[url]https://www.youtube.com/watch?v=1oku3sKgE-E[/url]

for real
[url]https://www.youtube.com/watch?v=aZlEWFzKgL4[/url]

method for adding the "shark teeth"
[url]https://www.youtube.com/watch?v=Yam7RUDNddQ[/url]
[url]https://www.youtube.com/watch?v=Yam7RUDNddQ[/url]

#5 DannyPlay on 1 year ago

[QUOTE=Dictamnus Albus;5061834]heres some toturials for when you get around to the weapon

for fun
[url]https://www.youtube.com/watch?v=1oku3sKgE-E[/url]

for real
[url]https://www.youtube.com/watch?v=aZlEWFzKgL4[/url]

method for adding the "shark teeth"
[url]https://www.youtube.com/watch?v=Yam7RUDNddQ[/url]
[url]https://www.youtube.com/watch?v=Yam7RUDNddQ[/url][/QUOTE]

Thanks. This is very helpful.

#6 DanArt on 1 year ago

Build an object and then put vasaline on the object. Use news paper cuttings with white glue.
And build a foundation. When the foundation is dried you can paint over and then mold it vice versa.

When your done carving you can seperate the mask from the object. Which should come off because the vasaline is preventing it from sticking.
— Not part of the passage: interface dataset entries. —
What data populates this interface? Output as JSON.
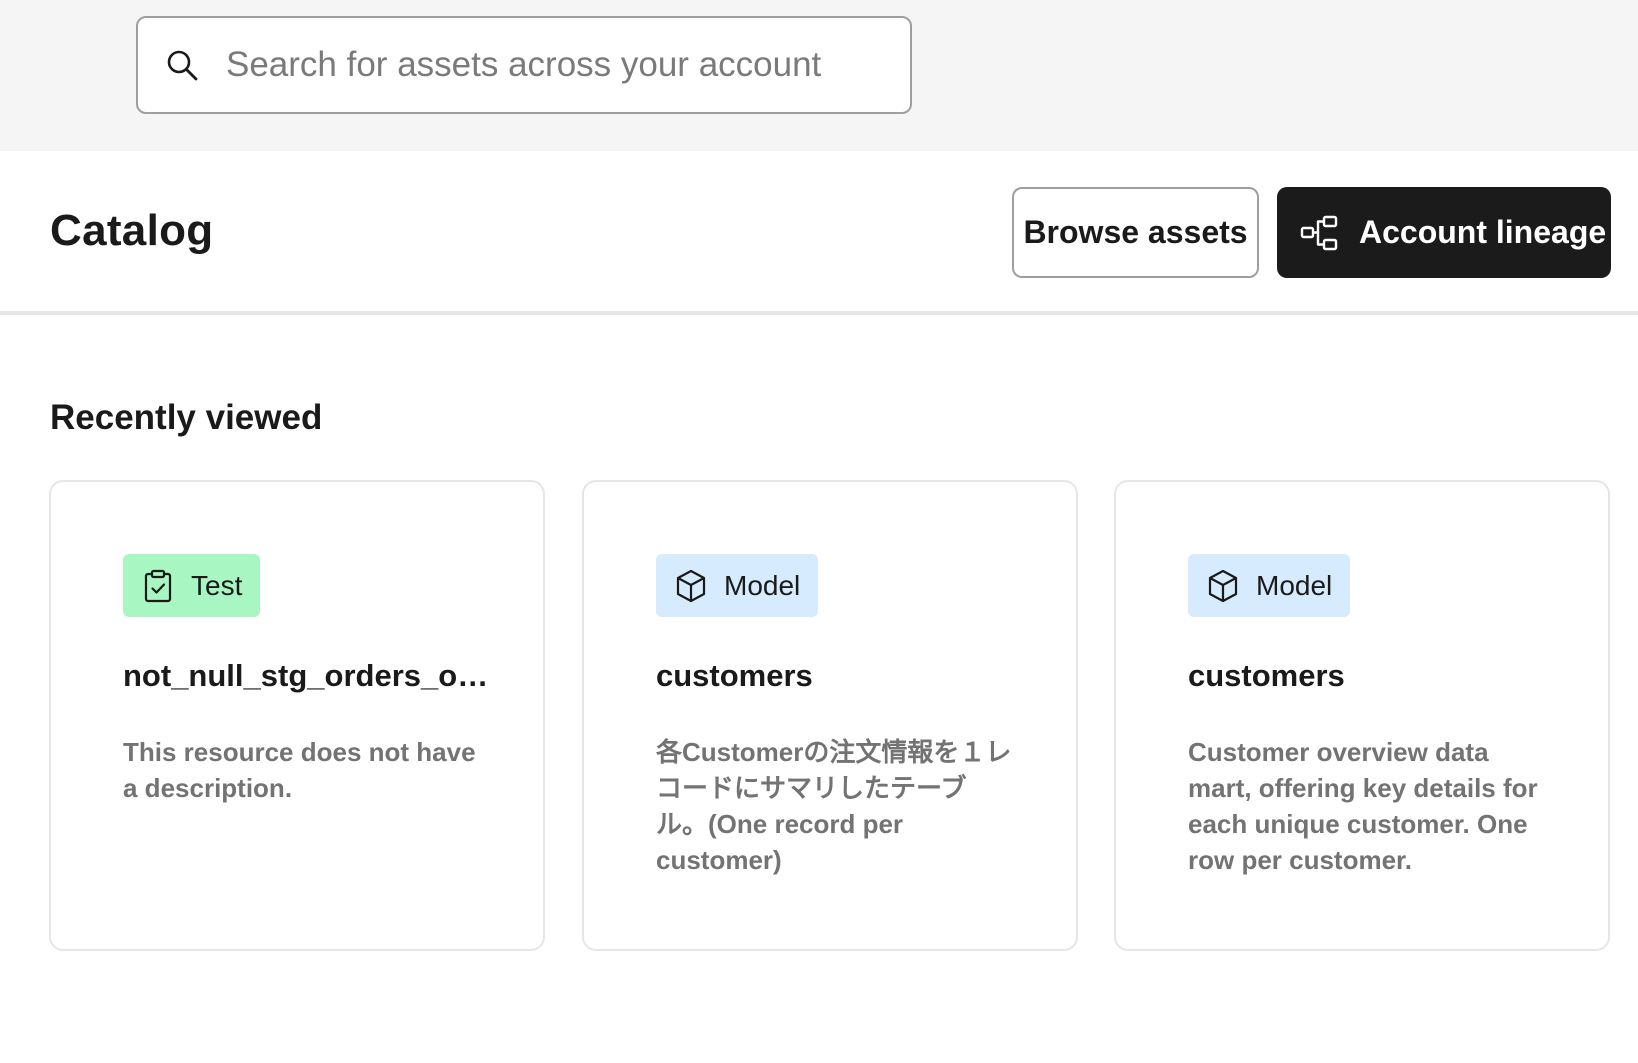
{
  "search": {
    "placeholder": "Search for assets across your account",
    "icon": "search-icon"
  },
  "header": {
    "title": "Catalog",
    "browse_label": "Browse assets",
    "lineage_label": "Account lineage",
    "lineage_icon": "lineage-icon"
  },
  "recently_viewed": {
    "title": "Recently viewed",
    "cards": [
      {
        "type": "Test",
        "icon": "clipboard-check-icon",
        "name": "not_null_stg_orders_or...",
        "description": "This resource does not have a description."
      },
      {
        "type": "Model",
        "icon": "cube-icon",
        "name": "customers",
        "description": "各Customerの注文情報を１レコードにサマリしたテーブル。(One record per customer)"
      },
      {
        "type": "Model",
        "icon": "cube-icon",
        "name": "customers",
        "description": "Customer overview data mart, offering key details for each unique customer. One row per customer."
      }
    ]
  },
  "colors": {
    "search_band_bg": "#f5f5f5",
    "primary_button_bg": "#1b1b1b",
    "test_badge_bg": "#a8f7c2",
    "model_badge_bg": "#d6ebfd",
    "description_text": "#737373"
  }
}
Then you need to apply something to the insides of the mask.

You can also get soft mold clay material that never dries and mold that and then apply the slippery stuff and that initial molds it. Seperate. Whichever way works for you.

That is my idea. Also since Halloween is over you could invest in a giant pumpking and carefully carve the area for the mask out. THen use acylic to seal the internals from mold?

To go extreme you could also checkout dead wood if the piece are big enough